[Stored dataset items]
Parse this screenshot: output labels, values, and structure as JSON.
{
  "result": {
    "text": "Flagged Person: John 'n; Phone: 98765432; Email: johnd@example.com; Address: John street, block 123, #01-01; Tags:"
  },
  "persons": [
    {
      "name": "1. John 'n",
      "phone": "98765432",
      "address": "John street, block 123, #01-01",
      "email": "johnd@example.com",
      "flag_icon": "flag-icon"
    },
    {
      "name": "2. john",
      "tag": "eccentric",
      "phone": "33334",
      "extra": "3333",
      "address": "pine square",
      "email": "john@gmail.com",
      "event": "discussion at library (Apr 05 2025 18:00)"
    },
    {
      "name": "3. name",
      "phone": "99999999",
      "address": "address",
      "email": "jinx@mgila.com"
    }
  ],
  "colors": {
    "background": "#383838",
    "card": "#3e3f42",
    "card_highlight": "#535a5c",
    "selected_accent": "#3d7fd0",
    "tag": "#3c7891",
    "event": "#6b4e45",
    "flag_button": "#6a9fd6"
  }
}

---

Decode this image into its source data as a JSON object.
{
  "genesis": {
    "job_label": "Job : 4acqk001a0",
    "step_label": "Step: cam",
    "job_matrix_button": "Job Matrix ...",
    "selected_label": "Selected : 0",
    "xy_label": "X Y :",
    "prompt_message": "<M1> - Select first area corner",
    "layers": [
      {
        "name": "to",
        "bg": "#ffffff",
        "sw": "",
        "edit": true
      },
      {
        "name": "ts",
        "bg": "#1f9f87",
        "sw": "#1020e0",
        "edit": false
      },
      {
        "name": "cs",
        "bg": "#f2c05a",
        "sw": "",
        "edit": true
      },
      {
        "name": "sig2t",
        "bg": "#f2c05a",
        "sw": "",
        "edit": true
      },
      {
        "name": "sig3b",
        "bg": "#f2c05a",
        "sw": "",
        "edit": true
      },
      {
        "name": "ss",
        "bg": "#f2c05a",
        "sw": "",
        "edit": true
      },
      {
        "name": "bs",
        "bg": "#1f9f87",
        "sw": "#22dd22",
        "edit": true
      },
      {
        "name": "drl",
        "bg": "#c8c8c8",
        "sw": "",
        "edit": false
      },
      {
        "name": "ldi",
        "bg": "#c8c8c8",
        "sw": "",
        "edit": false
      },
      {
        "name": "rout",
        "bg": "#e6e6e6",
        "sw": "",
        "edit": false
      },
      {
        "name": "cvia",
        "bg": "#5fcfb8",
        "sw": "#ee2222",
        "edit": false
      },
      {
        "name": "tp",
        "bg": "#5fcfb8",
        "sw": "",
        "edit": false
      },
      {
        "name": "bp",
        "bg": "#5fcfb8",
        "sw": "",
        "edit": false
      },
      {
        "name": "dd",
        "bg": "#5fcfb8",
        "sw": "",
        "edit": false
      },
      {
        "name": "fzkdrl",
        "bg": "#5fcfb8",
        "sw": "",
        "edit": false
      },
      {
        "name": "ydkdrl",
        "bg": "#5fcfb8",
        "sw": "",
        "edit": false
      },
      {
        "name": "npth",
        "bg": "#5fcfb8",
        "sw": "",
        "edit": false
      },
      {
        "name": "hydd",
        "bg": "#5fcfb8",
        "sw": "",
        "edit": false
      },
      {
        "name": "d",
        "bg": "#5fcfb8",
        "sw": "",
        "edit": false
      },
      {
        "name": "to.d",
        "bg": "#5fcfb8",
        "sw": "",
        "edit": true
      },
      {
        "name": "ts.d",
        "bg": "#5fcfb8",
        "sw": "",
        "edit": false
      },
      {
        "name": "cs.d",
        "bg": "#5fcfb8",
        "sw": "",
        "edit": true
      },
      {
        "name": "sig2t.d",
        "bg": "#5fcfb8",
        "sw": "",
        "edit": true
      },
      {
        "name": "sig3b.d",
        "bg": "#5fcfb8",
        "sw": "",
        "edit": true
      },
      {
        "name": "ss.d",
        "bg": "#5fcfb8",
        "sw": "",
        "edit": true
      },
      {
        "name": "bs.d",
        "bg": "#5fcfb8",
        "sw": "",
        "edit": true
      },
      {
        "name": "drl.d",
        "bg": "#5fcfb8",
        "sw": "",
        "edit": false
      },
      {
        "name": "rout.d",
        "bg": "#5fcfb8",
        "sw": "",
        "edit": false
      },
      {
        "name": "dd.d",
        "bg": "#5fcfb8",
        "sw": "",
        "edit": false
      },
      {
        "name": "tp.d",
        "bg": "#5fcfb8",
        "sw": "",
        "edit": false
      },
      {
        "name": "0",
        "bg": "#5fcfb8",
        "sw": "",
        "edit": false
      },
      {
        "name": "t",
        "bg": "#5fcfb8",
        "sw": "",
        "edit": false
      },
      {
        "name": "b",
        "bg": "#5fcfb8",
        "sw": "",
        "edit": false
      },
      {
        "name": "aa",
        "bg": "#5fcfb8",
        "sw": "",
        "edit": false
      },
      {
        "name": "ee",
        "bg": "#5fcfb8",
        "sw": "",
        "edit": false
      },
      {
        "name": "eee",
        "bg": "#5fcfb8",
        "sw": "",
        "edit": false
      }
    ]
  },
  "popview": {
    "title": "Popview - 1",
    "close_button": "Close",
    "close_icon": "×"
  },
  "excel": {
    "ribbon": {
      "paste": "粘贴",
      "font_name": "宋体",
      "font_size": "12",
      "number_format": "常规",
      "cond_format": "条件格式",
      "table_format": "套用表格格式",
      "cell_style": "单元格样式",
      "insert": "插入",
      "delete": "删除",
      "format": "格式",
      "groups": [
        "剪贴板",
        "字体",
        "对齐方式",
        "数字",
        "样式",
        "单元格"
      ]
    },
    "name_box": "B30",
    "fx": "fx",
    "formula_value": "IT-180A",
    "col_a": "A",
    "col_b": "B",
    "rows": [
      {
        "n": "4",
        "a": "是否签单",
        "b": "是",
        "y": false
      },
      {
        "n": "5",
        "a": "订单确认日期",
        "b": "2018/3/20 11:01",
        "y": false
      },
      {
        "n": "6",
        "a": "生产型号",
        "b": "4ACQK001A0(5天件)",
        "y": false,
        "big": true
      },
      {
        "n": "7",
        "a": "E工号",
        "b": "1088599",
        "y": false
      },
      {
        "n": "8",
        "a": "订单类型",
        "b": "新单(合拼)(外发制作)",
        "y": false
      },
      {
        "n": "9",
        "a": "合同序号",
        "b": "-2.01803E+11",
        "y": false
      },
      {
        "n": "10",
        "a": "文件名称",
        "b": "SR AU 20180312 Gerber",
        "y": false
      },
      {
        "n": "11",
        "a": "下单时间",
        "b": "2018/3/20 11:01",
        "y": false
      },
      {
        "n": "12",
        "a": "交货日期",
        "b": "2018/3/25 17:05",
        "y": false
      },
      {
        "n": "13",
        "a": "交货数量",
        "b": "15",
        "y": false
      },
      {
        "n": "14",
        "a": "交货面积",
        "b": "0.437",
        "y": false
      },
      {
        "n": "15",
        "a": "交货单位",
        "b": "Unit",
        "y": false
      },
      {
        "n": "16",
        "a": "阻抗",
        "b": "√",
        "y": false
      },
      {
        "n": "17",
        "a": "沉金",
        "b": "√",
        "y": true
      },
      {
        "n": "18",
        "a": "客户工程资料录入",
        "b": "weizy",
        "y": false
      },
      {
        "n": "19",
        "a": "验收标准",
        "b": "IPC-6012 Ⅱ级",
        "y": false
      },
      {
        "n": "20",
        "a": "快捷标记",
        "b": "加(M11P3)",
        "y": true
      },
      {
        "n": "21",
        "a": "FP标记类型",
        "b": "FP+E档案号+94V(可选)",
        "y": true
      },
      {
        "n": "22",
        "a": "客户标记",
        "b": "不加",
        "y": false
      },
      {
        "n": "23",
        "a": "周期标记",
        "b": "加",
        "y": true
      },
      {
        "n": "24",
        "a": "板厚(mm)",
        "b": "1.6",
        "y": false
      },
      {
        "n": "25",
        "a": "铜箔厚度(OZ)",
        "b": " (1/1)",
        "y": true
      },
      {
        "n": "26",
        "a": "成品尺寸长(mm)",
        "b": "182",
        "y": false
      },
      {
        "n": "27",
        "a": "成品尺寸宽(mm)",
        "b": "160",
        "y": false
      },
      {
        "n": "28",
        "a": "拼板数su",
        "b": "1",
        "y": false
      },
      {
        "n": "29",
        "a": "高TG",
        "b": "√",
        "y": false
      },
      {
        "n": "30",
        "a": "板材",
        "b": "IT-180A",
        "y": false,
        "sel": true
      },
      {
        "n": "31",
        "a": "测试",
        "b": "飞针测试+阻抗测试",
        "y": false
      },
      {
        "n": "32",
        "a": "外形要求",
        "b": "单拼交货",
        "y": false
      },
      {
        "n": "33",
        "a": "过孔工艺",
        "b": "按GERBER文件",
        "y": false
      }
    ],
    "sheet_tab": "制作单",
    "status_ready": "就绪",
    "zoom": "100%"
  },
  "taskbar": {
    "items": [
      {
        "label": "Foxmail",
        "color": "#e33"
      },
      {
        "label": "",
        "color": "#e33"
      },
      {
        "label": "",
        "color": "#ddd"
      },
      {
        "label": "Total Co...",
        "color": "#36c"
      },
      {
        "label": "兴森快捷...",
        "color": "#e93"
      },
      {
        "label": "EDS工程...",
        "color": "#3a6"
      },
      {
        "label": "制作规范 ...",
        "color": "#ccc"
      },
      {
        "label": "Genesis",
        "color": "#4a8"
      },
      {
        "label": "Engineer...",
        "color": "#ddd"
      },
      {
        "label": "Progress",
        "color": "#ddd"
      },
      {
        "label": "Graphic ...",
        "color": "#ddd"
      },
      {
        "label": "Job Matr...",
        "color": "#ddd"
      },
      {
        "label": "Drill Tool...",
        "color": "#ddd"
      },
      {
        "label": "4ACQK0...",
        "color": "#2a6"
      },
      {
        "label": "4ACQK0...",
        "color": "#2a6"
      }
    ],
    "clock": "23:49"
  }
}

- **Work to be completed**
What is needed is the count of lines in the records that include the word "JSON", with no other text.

- **Exercise output**
2